METHODS: Subsequent exploration of the posterior fossa was performed for lack of pain relief (3 patients) and recurrent neuralgia (13 patients) after an average of 17 months (range, 4-62 mo). In all patients, typical arterial compression patterns at the root entry zone of the trigeminal nerve were found in the first procedure. The mean follow-up period after subsequent operation was 90 months (range, 78-104 mo).
RESULTS: New arterial neurovascular conflicts were found in nine patients. After subsequent MVD procedures, seven patients were pain-free (with one recurrence after 6 mo), one had constant marked relief, and one was unchanged. Second exploration revealed no abnormalities in the other seven patients who experienced continued or recurrent pain; only careful neurolysis of the trigeminal nerve was performed in those patients. Initially, all seven patients obtained complete pain relief, but two experienced late recurrences after 64 and 68 months, respectively. Thus, subsequent operations failed in all 4 patients who had undergone prior destructive procedures but were successful in those 12 patients who had undergone only previous MVD. Two patients developed severe sequelae, and the other nine had minor complications, especially permanent (four patients) or transitory (three patients) ipsilateral trigeminal hypoesthesia.
CONCLUSION: Subsequent MVD seems to have good long-term results.
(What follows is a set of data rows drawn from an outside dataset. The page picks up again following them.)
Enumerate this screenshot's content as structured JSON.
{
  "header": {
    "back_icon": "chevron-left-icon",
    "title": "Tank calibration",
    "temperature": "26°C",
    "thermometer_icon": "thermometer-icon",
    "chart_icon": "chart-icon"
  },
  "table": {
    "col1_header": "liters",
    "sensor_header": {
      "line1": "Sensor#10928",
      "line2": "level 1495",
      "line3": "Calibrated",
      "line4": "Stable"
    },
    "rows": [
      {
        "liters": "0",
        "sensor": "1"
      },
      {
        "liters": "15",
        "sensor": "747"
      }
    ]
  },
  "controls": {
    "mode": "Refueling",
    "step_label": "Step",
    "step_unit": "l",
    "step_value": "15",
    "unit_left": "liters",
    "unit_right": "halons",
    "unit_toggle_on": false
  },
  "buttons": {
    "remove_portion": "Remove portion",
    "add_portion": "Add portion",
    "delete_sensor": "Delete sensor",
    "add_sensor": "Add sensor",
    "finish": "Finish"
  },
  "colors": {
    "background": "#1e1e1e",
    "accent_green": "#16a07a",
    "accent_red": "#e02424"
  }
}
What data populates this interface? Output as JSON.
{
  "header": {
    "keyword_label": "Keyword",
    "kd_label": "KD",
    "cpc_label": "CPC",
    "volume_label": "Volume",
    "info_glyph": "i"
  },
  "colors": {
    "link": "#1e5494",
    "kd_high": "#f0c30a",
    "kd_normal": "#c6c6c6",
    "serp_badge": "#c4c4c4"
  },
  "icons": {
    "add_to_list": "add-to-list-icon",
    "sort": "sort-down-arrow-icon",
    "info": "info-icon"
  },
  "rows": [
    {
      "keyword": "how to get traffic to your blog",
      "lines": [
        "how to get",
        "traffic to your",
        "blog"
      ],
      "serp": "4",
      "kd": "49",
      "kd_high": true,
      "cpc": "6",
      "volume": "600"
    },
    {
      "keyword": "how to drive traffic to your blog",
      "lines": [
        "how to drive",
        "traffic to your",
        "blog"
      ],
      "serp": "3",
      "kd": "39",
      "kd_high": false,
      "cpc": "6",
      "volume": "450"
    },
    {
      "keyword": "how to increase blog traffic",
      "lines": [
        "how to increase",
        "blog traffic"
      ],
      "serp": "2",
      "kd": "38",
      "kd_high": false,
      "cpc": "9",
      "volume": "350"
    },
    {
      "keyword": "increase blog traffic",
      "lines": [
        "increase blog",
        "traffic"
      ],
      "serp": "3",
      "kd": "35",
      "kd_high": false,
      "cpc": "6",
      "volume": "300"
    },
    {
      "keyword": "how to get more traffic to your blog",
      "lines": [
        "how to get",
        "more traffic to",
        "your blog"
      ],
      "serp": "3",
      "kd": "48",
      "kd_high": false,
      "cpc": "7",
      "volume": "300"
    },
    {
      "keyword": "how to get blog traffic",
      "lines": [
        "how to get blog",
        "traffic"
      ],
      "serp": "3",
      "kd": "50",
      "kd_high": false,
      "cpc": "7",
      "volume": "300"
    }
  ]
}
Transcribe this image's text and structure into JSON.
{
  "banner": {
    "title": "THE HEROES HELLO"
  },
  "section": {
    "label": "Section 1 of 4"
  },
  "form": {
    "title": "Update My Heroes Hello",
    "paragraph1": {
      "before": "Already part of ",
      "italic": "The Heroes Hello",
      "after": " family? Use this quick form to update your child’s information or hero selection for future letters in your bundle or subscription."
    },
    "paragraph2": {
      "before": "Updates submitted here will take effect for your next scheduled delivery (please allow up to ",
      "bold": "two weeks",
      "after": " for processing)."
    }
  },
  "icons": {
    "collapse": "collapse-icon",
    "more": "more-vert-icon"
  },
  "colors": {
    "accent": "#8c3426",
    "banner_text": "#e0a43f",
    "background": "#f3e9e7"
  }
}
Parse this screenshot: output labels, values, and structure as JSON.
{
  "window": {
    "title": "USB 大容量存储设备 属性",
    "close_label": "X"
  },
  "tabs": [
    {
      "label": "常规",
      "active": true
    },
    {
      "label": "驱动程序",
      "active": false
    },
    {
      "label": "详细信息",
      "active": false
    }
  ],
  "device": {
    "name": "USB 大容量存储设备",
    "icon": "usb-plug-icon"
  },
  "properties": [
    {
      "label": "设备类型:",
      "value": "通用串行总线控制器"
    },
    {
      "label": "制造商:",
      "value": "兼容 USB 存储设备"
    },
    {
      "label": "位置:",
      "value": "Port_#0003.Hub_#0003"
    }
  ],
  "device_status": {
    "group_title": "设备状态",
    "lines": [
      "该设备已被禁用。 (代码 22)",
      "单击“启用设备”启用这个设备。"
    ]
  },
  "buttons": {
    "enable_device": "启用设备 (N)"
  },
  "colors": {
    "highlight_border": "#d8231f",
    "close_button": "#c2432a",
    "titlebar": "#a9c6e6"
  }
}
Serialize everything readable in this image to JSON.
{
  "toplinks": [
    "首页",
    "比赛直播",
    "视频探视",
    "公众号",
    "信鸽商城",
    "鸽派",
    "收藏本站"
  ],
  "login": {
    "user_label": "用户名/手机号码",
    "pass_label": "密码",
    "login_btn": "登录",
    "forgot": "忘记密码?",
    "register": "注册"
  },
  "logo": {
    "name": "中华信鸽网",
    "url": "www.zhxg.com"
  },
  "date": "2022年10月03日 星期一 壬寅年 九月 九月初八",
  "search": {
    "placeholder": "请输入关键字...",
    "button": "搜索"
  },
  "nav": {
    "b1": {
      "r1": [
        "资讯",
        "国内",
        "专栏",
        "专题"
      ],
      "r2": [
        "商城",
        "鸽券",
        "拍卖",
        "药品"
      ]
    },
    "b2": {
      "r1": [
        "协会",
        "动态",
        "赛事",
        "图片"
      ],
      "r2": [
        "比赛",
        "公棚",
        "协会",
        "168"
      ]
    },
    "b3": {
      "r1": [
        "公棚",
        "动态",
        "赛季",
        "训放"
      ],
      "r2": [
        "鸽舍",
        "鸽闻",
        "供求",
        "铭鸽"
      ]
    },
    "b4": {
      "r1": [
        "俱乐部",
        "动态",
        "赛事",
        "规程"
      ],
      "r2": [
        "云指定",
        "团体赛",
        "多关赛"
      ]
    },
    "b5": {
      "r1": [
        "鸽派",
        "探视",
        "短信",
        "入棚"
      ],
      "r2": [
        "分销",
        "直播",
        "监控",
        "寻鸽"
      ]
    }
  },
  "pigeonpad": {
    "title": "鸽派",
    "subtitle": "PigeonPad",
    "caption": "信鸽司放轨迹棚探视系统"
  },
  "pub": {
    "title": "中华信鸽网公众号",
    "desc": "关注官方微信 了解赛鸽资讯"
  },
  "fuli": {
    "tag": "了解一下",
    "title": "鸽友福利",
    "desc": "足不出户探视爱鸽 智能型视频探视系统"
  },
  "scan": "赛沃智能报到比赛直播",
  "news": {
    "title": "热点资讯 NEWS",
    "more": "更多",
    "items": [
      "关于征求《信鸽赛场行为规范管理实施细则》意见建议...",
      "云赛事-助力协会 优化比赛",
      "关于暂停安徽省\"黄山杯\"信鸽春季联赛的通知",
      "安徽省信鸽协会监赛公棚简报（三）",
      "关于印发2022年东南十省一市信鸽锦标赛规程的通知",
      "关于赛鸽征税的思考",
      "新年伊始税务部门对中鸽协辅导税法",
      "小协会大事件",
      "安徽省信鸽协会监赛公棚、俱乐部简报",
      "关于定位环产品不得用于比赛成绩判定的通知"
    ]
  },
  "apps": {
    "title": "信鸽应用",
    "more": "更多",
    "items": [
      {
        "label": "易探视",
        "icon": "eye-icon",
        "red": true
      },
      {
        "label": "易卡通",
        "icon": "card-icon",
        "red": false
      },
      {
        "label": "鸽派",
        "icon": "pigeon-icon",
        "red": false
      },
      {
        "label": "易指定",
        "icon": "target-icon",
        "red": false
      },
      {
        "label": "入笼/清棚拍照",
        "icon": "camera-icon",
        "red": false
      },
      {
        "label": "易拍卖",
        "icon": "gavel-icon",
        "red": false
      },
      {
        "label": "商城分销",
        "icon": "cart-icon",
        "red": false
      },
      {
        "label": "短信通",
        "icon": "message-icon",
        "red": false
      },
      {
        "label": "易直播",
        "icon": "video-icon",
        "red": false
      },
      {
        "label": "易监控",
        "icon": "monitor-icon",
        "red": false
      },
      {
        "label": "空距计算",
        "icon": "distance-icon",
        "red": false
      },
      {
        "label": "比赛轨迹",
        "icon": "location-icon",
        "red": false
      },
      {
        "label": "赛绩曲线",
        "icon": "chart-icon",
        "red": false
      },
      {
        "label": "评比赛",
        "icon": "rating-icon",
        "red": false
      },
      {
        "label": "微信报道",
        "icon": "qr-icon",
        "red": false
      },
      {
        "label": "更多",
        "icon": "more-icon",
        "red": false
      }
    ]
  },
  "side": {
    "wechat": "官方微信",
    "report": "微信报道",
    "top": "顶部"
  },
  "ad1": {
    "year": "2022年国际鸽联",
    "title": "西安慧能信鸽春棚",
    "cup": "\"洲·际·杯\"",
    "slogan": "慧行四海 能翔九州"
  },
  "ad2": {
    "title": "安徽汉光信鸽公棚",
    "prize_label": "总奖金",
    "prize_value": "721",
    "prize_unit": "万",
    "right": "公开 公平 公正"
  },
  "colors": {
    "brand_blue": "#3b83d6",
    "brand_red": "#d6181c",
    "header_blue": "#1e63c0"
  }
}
However, because of the significantly high incidence of complications, the indication for subsequent operations should be restricted to younger patients to avoid destructive procedures. In general, glycerol rhizolysis or radiofrequency rhizotomy may be the treatment of choice after failed MVD.